The name is dumb, naturally, however I’ll take it. Thanks to a specific long-running JRPG series the word Final has actually lost the majority of its suggesting around these parts, however when R-Type took it on as a suffix back in 2003 it truly suggested it. R-Type Final was meant as a grand goodbye to a category seen to be on its last legs, and a send-off from among the all-time greats at that. A funereal air hung heavy over its sluggish, magnificent objectives, and when Irem turned away from video games advancement in 2011 it seemed like part of R-Type Final’s prediction may have occurred. A video gaming legend disappeared.
Reports of the category’s death were considerably overemphasized, naturally, and over the last few years a home market has actually increased around this most modest type of shooting video games. Pick up a Switch and you might fill its storage with a few of the all-time greats – Esp.Ra.De! Gradius 2! Darius Gaiden! – together with contemporary classics such as Devil’s Engine or Rolling Gunner, making it among the very best platforms for fans of the category given that the PlayStation 2.
It’s fertile ground for a return for among the grandees, even if this isn’t precisely the grandest of returns. R-Type Final 2 comes off the back of a modest crowdfunding project, combining a few of the old group directed by Kazuma Kujo at Granzella, and it is a more modest thing – there’s a creakiness to its Unreal Engine powered levels despite what platform you’re on, a flatness to its designs and textures that surpasses simple homage to the PlayStation 2 initial.

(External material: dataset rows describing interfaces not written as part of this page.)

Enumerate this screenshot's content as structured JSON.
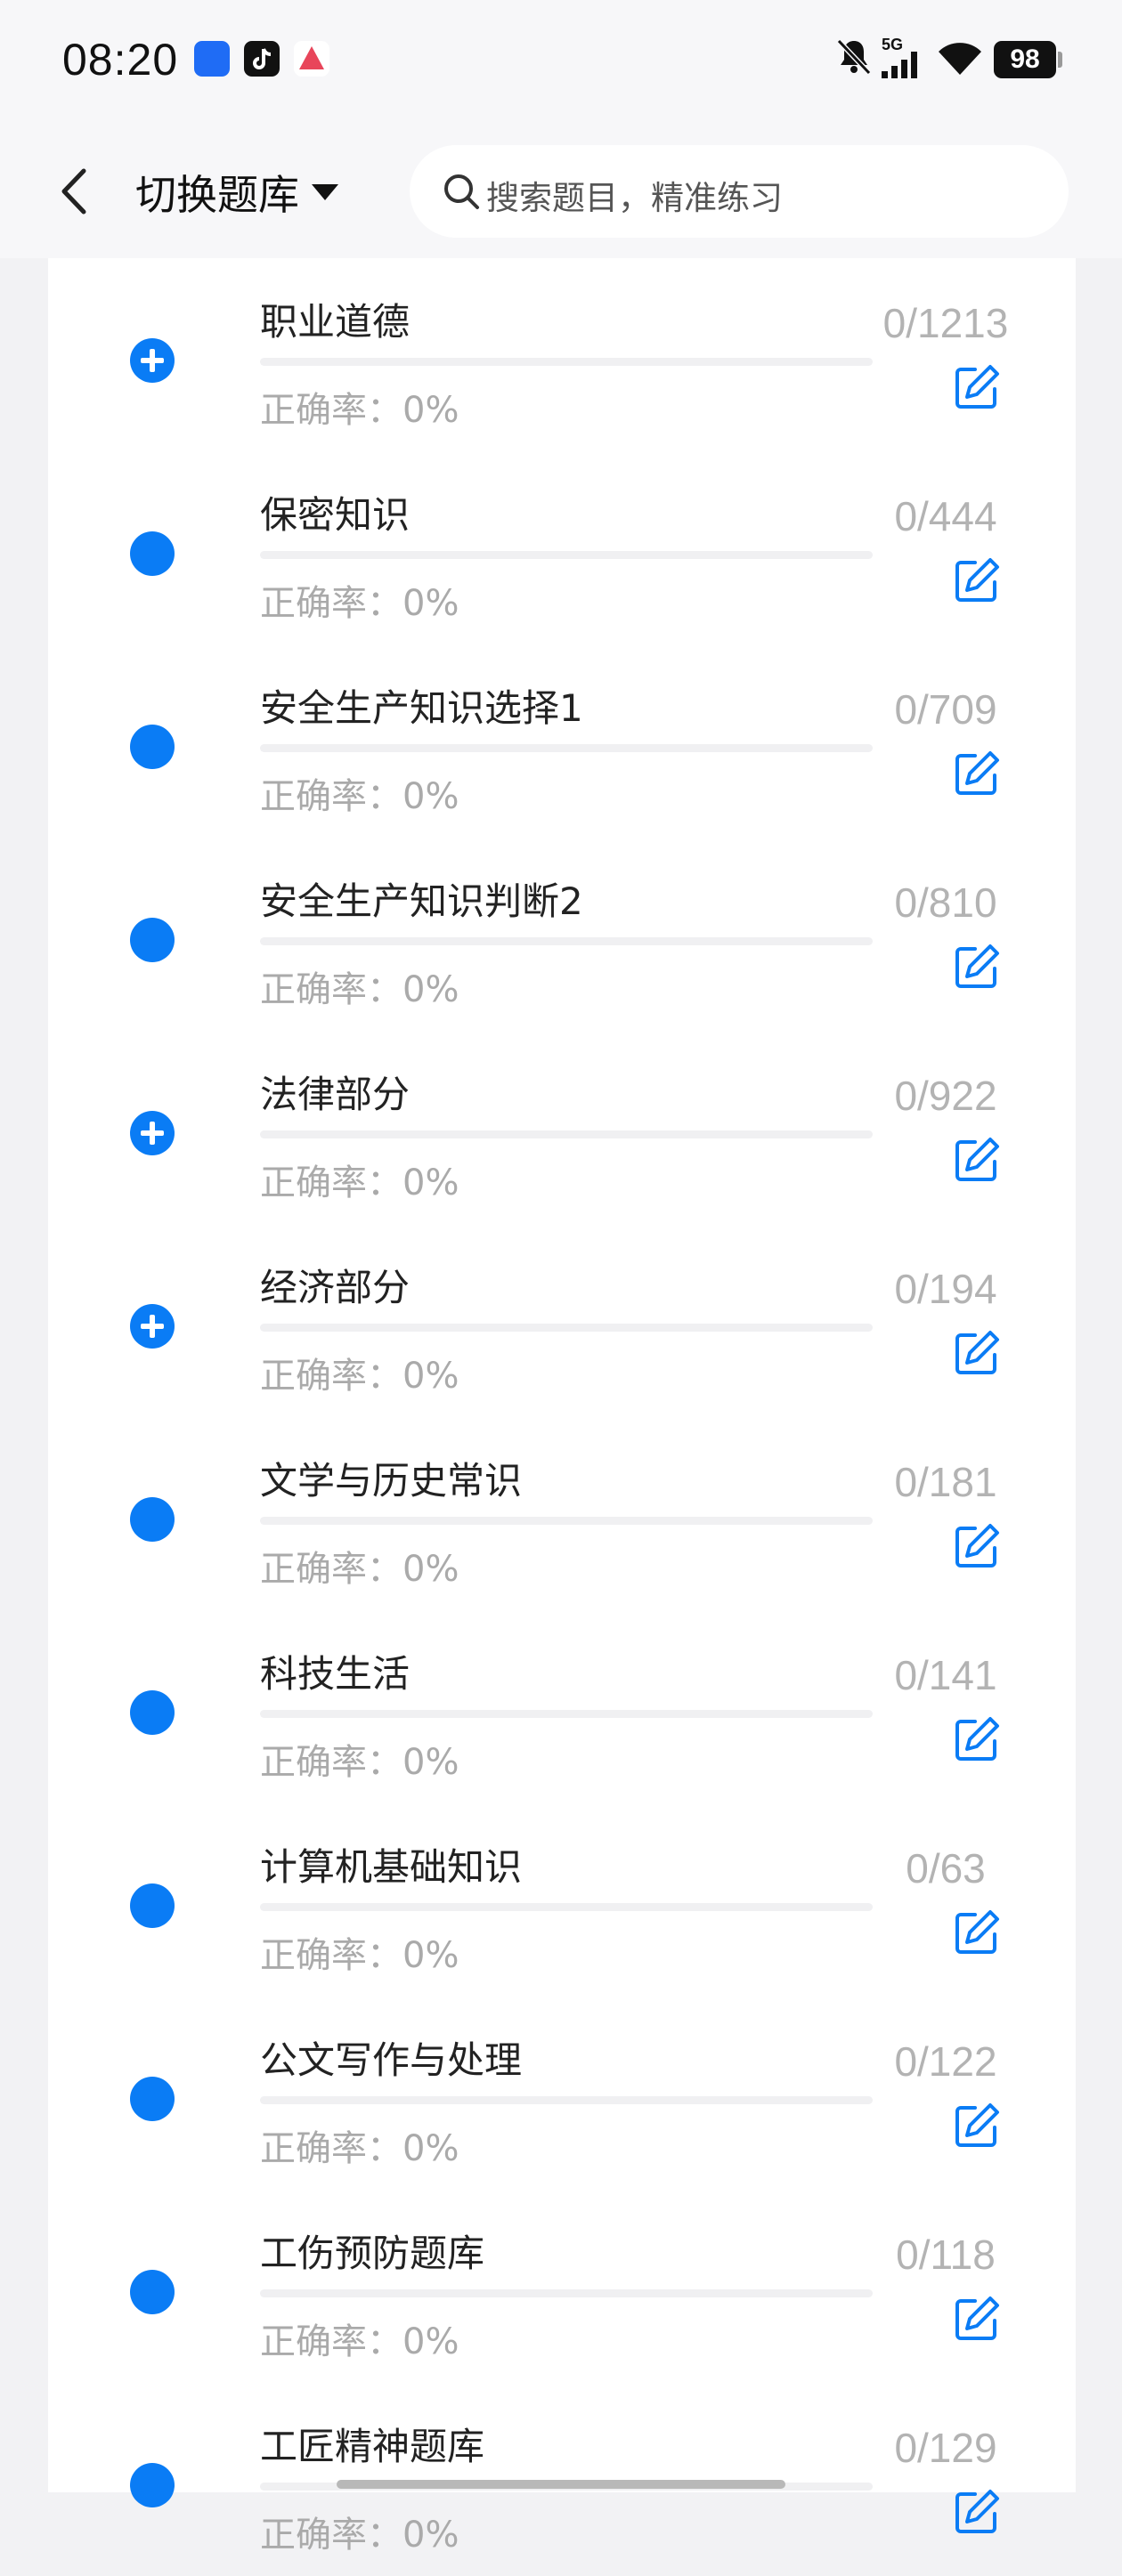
{
  "status_bar": {
    "time": "08:20",
    "network": "5G",
    "battery": "98"
  },
  "header": {
    "switch_label": "切换题库",
    "search_placeholder": "搜索题目，精准练习"
  },
  "colors": {
    "accent": "#0a7cf5",
    "muted": "#b3b3b3"
  },
  "categories": [
    {
      "name": "职业道德",
      "accuracy": "正确率：0%",
      "count": "0/1213",
      "icon": "plus-circle-icon",
      "progress": 0
    },
    {
      "name": "保密知识",
      "accuracy": "正确率：0%",
      "count": "0/444",
      "icon": "dot-icon",
      "progress": 0
    },
    {
      "name": "安全生产知识选择1",
      "accuracy": "正确率：0%",
      "count": "0/709",
      "icon": "dot-icon",
      "progress": 0
    },
    {
      "name": "安全生产知识判断2",
      "accuracy": "正确率：0%",
      "count": "0/810",
      "icon": "dot-icon",
      "progress": 0
    },
    {
      "name": "法律部分",
      "accuracy": "正确率：0%",
      "count": "0/922",
      "icon": "plus-circle-icon",
      "progress": 0
    },
    {
      "name": "经济部分",
      "accuracy": "正确率：0%",
      "count": "0/194",
      "icon": "plus-circle-icon",
      "progress": 0
    },
    {
      "name": "文学与历史常识",
      "accuracy": "正确率：0%",
      "count": "0/181",
      "icon": "dot-icon",
      "progress": 0
    },
    {
      "name": "科技生活",
      "accuracy": "正确率：0%",
      "count": "0/141",
      "icon": "dot-icon",
      "progress": 0
    },
    {
      "name": "计算机基础知识",
      "accuracy": "正确率：0%",
      "count": "0/63",
      "icon": "dot-icon",
      "progress": 0
    },
    {
      "name": "公文写作与处理",
      "accuracy": "正确率：0%",
      "count": "0/122",
      "icon": "dot-icon",
      "progress": 0
    },
    {
      "name": "工伤预防题库",
      "accuracy": "正确率：0%",
      "count": "0/118",
      "icon": "dot-icon",
      "progress": 0
    },
    {
      "name": "工匠精神题库",
      "accuracy": "正确率：0%",
      "count": "0/129",
      "icon": "dot-icon",
      "progress": 0
    }
  ]
}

Through all that, however, R-Type Final 2 does keep the necessary environment of the originals, a solemn strangeness that damages the desperation of your predicament fighting versus difficult chances in the hostile space. It’s what makes R-Type unique, as do the elegant mechanics that have actually served the series so well since the 1987 initial. Irem’s original design template provides shooting that’s sluggish and tactical, the pace pinned back by the charge cycle of your beam – informed with the dazzling sci-fi whine that’s as much a part of R-Type’s appeal as anything else.
They’re principles that have actually hardly been touched for over thirty years, and appropriately so – there’s something delightfully mechanical about R-Type’s battle, your ship gathering drifting pulses and with that Force you can separate at will, pinging it off into opponent developments or right at the heart of an employer’ weak point. In R-Type, you’re the hard-edged maker tunnelling into the bio-flesh of the Bydo, a duality that’s at the heart of a few of its inmost, darkest tradition, and it’s all served well in Final 2 where you’ll likewise have access to Delta’s several speed settings together with an excessive variety of screen filling charge beams.

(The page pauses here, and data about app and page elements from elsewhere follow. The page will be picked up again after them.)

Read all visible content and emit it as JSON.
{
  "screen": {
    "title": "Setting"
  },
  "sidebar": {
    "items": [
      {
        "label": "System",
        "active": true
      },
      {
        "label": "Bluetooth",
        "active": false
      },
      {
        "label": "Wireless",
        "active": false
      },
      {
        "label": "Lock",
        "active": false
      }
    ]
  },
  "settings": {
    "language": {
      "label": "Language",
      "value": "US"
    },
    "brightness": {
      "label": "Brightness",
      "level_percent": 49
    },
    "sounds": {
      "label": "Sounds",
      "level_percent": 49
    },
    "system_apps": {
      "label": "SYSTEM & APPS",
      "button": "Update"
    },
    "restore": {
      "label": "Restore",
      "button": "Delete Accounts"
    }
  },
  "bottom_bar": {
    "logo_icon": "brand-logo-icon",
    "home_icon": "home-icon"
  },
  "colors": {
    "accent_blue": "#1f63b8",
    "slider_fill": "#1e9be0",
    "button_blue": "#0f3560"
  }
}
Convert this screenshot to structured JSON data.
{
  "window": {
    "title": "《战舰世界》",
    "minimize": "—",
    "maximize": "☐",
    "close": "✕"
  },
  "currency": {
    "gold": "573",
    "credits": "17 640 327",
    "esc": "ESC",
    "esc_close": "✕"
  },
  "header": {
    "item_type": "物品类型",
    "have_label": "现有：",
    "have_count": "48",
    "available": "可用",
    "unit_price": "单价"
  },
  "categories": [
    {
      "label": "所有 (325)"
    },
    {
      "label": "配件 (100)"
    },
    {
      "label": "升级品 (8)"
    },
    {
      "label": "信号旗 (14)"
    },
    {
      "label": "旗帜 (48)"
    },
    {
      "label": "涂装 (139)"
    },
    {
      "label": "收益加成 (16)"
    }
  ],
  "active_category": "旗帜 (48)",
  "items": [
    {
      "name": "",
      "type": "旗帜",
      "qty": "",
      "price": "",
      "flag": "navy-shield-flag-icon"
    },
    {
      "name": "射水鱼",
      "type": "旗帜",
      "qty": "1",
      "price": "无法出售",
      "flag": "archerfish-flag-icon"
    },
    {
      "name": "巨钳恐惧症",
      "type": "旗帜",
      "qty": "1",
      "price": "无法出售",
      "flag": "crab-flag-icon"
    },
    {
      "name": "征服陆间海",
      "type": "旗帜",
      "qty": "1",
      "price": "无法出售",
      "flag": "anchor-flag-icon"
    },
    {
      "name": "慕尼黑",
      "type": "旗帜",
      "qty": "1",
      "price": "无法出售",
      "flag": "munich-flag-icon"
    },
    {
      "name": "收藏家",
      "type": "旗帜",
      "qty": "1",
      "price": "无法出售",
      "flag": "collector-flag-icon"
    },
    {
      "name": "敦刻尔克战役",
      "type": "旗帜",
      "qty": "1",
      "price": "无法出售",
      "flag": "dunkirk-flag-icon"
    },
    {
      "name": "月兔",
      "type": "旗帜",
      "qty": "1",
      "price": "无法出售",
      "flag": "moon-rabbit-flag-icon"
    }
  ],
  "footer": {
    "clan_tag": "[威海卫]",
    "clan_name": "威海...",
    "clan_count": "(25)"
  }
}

That’s all undamaged in R-Type Final 2, producing a shooter that still differs from others in its category. It’s exacting in a totally various method to bullet hell shooters, its pieces set out to be browsed as if you’re playing a hard-edged platformer. The obstacles available here lean greatly on what’s preceded, and go some method to measuring up to that heritage too – the phases here are much shorter, providing more condensed action than the languorous and honestly relatively tiresome levels of the very first Final. It’s a much better shooting video game in numerous concerns to the initial, then, even if it does periodically struggle with bad readability when it concerns the principles of what’s going to injure you and what’s not.
Still, for all its grace R-Type Final was never ever the best of shooters, and for all its atmosphere and traditional difficulty neither is this. It still feels unique, however, in part from what else it raises from Final. The meat of that video game remained in the meta, and in the giddy unlocking of a lot of ships. It’s the exact same offer here, those lots of ships with their myriad load outs are informed in wonderful information and there to be read in the museum. Taking a newly opened ship for its very first trip is an excitement that never ever dulls; it’s the collectathon of Gran Turismo shifted to the far reaches of the galaxy, and can be every bit as engaging as that mixture indicates.

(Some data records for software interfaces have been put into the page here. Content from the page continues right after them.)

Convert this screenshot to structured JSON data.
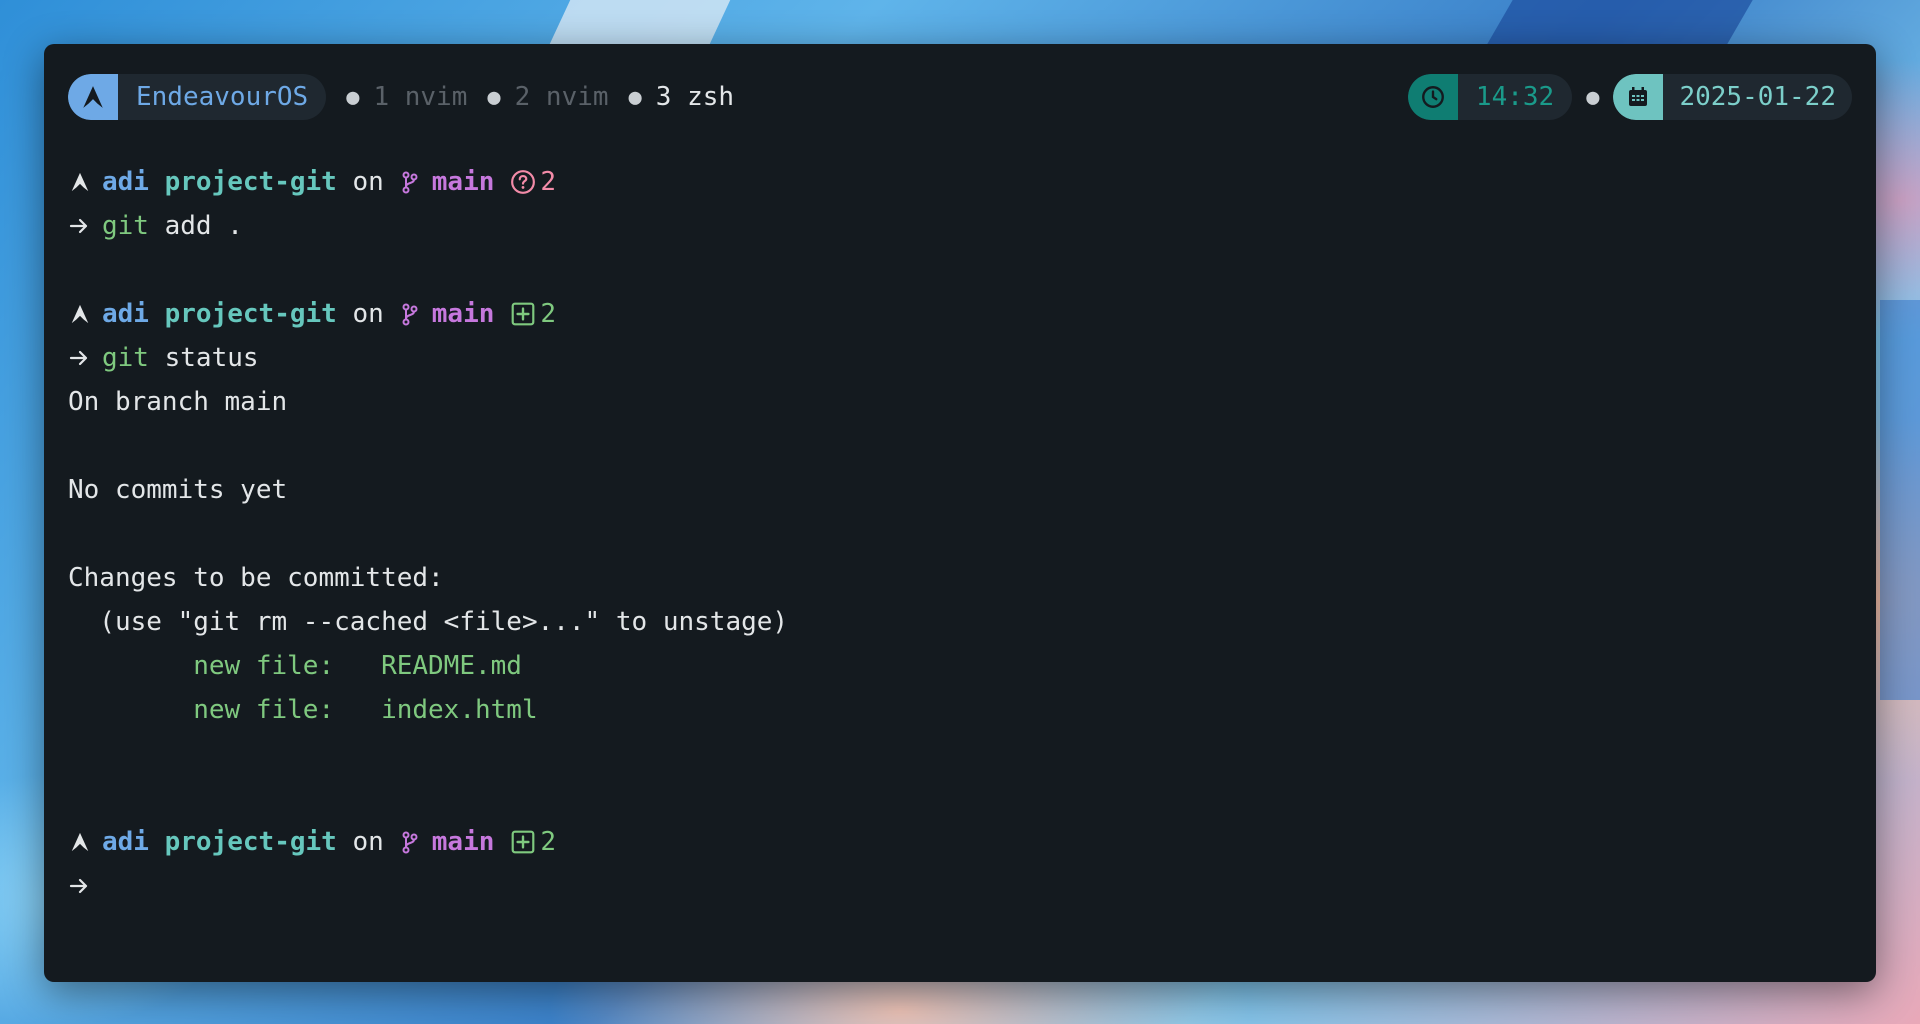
{
  "window": {
    "background_color": "#141a1f"
  },
  "topbar": {
    "os_name": "EndeavourOS",
    "os_icon": "arch-logo-icon",
    "workspaces": [
      {
        "label": "1 nvim",
        "active": false
      },
      {
        "label": "2 nvim",
        "active": false
      },
      {
        "label": "3 zsh",
        "active": true
      }
    ],
    "time": "14:32",
    "time_icon": "clock-icon",
    "date": "2025-01-22",
    "date_icon": "calendar-icon"
  },
  "colors": {
    "accent_blue": "#6ea9e6",
    "teal": "#66c7bd",
    "branch_purple": "#c678dd",
    "git_green": "#7fc97f",
    "untracked_pink": "#f38ba8"
  },
  "terminal": {
    "prompts": [
      {
        "user": "adi",
        "dir": "project-git",
        "on": "on",
        "branch": "main",
        "status_icon": "question-circle-icon",
        "status_count": "2",
        "command_name": "git",
        "command_args": " add ."
      },
      {
        "user": "adi",
        "dir": "project-git",
        "on": "on",
        "branch": "main",
        "status_icon": "plus-square-icon",
        "status_count": "2",
        "command_name": "git",
        "command_args": " status"
      },
      {
        "user": "adi",
        "dir": "project-git",
        "on": "on",
        "branch": "main",
        "status_icon": "plus-square-icon",
        "status_count": "2",
        "command_name": "",
        "command_args": ""
      }
    ],
    "output": {
      "line1": "On branch main",
      "line2": "No commits yet",
      "line3": "Changes to be committed:",
      "line4": "  (use \"git rm --cached <file>...\" to unstage)",
      "files": [
        {
          "label": "        new file:   README.md"
        },
        {
          "label": "        new file:   index.html"
        }
      ]
    }
  }
}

I will not pretend to have actually made excessive significant development in opening the entire lot, and nor does R-Type Final 2 pretend it’s as detailed as its predecessor right now. There are welcome new customisation fetures but overall it’s a strange patchwork at present, some of the unlocks understandably also tied to backer tiers for the crowdfunding campaigners who made this possible, with the suggestion of DLC further down the line. Through all that, though, there’s still a meticulous attention to detail here, and a chronicling of it all worthy of a series of this stature: tour the museum and you’ll be able to enjoy not just the ships that serve as tribute to R-Type’s rich history, but also histories of each enemy you encounter, complete with the damage it’s dealt you and the damage you’ve dealt back.
It makes for a sequel that sits neatly alongside its predecessor, and one that’s infused with just enough spirit of its own to justify its existence. R-Type Final was a sorrowful thing, its melancholy often becoming morose in its more ponderous moments. R-Type Final 2 feels like more of a cheerful commemoration, a spirited thing that sprints through the series’ history in wide-eyed wonder at it all. It’s another way to say goodbye, or maybe it’s more of a warm welcome back into the fold. Either way, and for the occasional rough edges here, against the odds Kujo and his team have actually produced an R-Type that does the series’ name proud – which’s something worth commemorating.